One thing we are digging inside this main compartment is the zippered mesh pocket against the back. It has a little bit of dimension built-in, some stretch to it (nothing crazy), and it’s not as rough and scratchy as some of the mesh we’ve seen in other bags. Plus it’s great for holding all of our smaller tech accessories, like a mouse, USB cables, adapters, pens, you name it. Unlike the front flap pockets, this mesh pouch feels integrated into the pack—it’s tight and secure.
And at the back of the main compartment is a 15” laptop sleeve. It’s densely padded and has a false bottom, which we always appreciate. Although, it’s a slim one. While you’ll have some extra protection if you drop your bag, it’s not as much as we’ve seen in other packs, so you may want to keep your laptop in a protective case when inside.
Lastly, at the top of the bag you’ll find a quick-access zippered pocket that’s great for storing things like your phone, wallet, or passport—though it does feel a little deep when we’re using it. We do like that it’s against our backs so it’s secure, and much harder for the wrong hands to get into.
As far as durability is concerned, this bag is still looking almost brand new—the materials have held up well in our testing so far.
- Really solid all-around daypack
- Well padded harness system and stiff back panel make for a comfortable carry
- Feels like the right amount of organization for an EDC daypack, not too much or too little
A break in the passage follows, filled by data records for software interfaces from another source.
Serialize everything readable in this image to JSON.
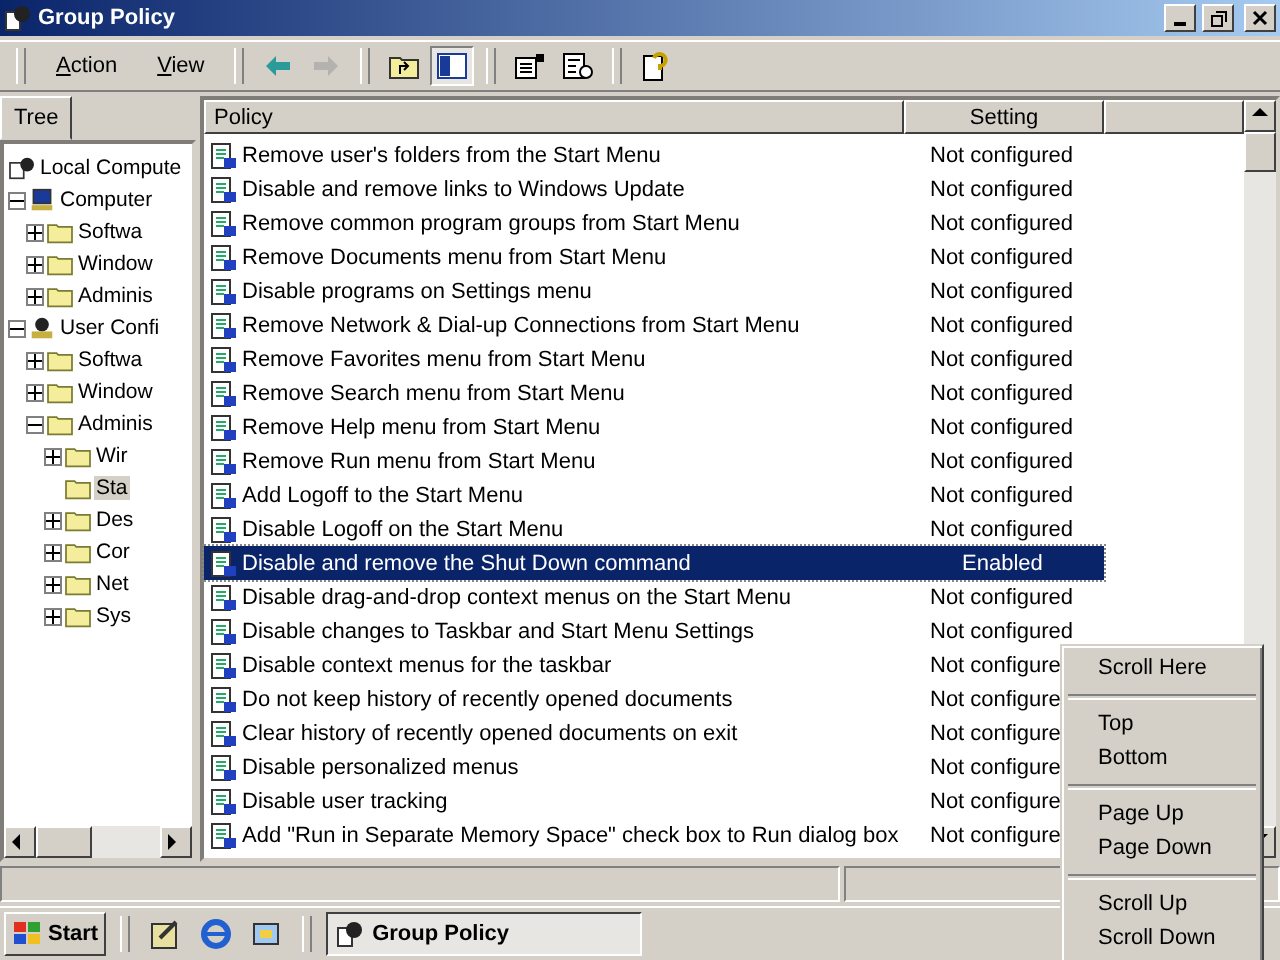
{
  "window": {
    "title": "Group Policy"
  },
  "menu": [
    "Action",
    "View"
  ],
  "toolbar": [
    {
      "kind": "back",
      "disabled": false
    },
    {
      "kind": "forward",
      "disabled": true
    },
    {
      "kind": "sep"
    },
    {
      "kind": "up",
      "disabled": false
    },
    {
      "kind": "tree",
      "disabled": false,
      "pressed": true
    },
    {
      "kind": "sep"
    },
    {
      "kind": "properties",
      "disabled": false
    },
    {
      "kind": "export",
      "disabled": false
    },
    {
      "kind": "sep"
    },
    {
      "kind": "help",
      "disabled": false
    }
  ],
  "tabs": [
    {
      "label": "Tree",
      "selected": true
    }
  ],
  "tree": [
    {
      "label": "Local Compute",
      "kind": "root",
      "selected": false,
      "children": [
        {
          "label": "Computer",
          "kind": "computer",
          "expanded": true,
          "selected": false,
          "children": [
            {
              "label": "Softwa",
              "kind": "folder",
              "expanded": false,
              "selected": false
            },
            {
              "label": "Window",
              "kind": "folder",
              "expanded": false,
              "selected": false
            },
            {
              "label": "Adminis",
              "kind": "folder",
              "expanded": false,
              "selected": false
            }
          ]
        },
        {
          "label": "User Confi",
          "kind": "user",
          "expanded": true,
          "selected": false,
          "children": [
            {
              "label": "Softwa",
              "kind": "folder",
              "expanded": false,
              "selected": false
            },
            {
              "label": "Window",
              "kind": "folder",
              "expanded": false,
              "selected": false
            },
            {
              "label": "Adminis",
              "kind": "folder",
              "expanded": true,
              "selected": false,
              "children": [
                {
                  "label": "Wir",
                  "kind": "folder",
                  "expanded": false,
                  "selected": false
                },
                {
                  "label": "Sta",
                  "kind": "folder",
                  "selected": true
                },
                {
                  "label": "Des",
                  "kind": "folder",
                  "expanded": false,
                  "selected": false
                },
                {
                  "label": "Cor",
                  "kind": "folder",
                  "expanded": false,
                  "selected": false
                },
                {
                  "label": "Net",
                  "kind": "folder",
                  "expanded": false,
                  "selected": false
                },
                {
                  "label": "Sys",
                  "kind": "folder",
                  "expanded": false,
                  "selected": false
                }
              ]
            }
          ]
        }
      ]
    }
  ],
  "table": {
    "columns": [
      "Policy",
      "Setting"
    ],
    "rows": [
      {
        "policy": "Remove user's folders from the Start Menu",
        "setting": "Not configured",
        "selected": false
      },
      {
        "policy": "Disable and remove links to Windows Update",
        "setting": "Not configured",
        "selected": false
      },
      {
        "policy": "Remove common program groups from Start Menu",
        "setting": "Not configured",
        "selected": false
      },
      {
        "policy": "Remove Documents menu from Start Menu",
        "setting": "Not configured",
        "selected": false
      },
      {
        "policy": "Disable programs on Settings menu",
        "setting": "Not configured",
        "selected": false
      },
      {
        "policy": "Remove Network & Dial-up Connections from Start Menu",
        "setting": "Not configured",
        "selected": false
      },
      {
        "policy": "Remove Favorites menu from Start Menu",
        "setting": "Not configured",
        "selected": false
      },
      {
        "policy": "Remove Search menu from Start Menu",
        "setting": "Not configured",
        "selected": false
      },
      {
        "policy": "Remove Help menu from Start Menu",
        "setting": "Not configured",
        "selected": false
      },
      {
        "policy": "Remove Run menu from Start Menu",
        "setting": "Not configured",
        "selected": false
      },
      {
        "policy": "Add Logoff to the Start Menu",
        "setting": "Not configured",
        "selected": false
      },
      {
        "policy": "Disable Logoff on the Start Menu",
        "setting": "Not configured",
        "selected": false
      },
      {
        "policy": "Disable and remove the Shut Down command",
        "setting": "Enabled",
        "selected": true
      },
      {
        "policy": "Disable drag-and-drop context menus on the Start Menu",
        "setting": "Not configured",
        "selected": false
      },
      {
        "policy": "Disable changes to Taskbar and Start Menu Settings",
        "setting": "Not configured",
        "selected": false
      },
      {
        "policy": "Disable context menus for the taskbar",
        "setting": "Not configure",
        "selected": false
      },
      {
        "policy": "Do not keep history of recently opened documents",
        "setting": "Not configure",
        "selected": false
      },
      {
        "policy": "Clear history of recently opened documents on exit",
        "setting": "Not configure",
        "selected": false
      },
      {
        "policy": "Disable personalized menus",
        "setting": "Not configure",
        "selected": false
      },
      {
        "policy": "Disable user tracking",
        "setting": "Not configure",
        "selected": false
      },
      {
        "policy": "Add \"Run in Separate Memory Space\" check box to Run dialog box",
        "setting": "Not configure",
        "selected": false
      }
    ]
  },
  "context_menu": [
    {
      "kind": "item",
      "label": "Scroll Here"
    },
    {
      "kind": "sep"
    },
    {
      "kind": "item",
      "label": "Top"
    },
    {
      "kind": "item",
      "label": "Bottom"
    },
    {
      "kind": "sep"
    },
    {
      "kind": "item",
      "label": "Page Up"
    },
    {
      "kind": "item",
      "label": "Page Down"
    },
    {
      "kind": "sep"
    },
    {
      "kind": "item",
      "label": "Scroll Up"
    },
    {
      "kind": "item",
      "label": "Scroll Down"
    }
  ],
  "taskbar": {
    "start": "Start",
    "quick_launch": [
      {
        "kind": "desktop"
      },
      {
        "kind": "browser"
      },
      {
        "kind": "channels"
      }
    ],
    "tasks": [
      {
        "label": "Group Policy",
        "selected": true
      }
    ]
  }
}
- Still digging the comfort of the harness system
- The internal organization on the front flap seemed hard to use in testing—one is designed for large headphones, and the other, a phone. The pockets feel a little floppy. Works well if you have the right gear
- The soft nylon webbing on the exterior merges style and function—a fun design with useful carabiner attachment points
- The hidden quick-grab pocket on the back of the bag feels a little deep while using
- Hypalon zipper pulls are quick and easy to operate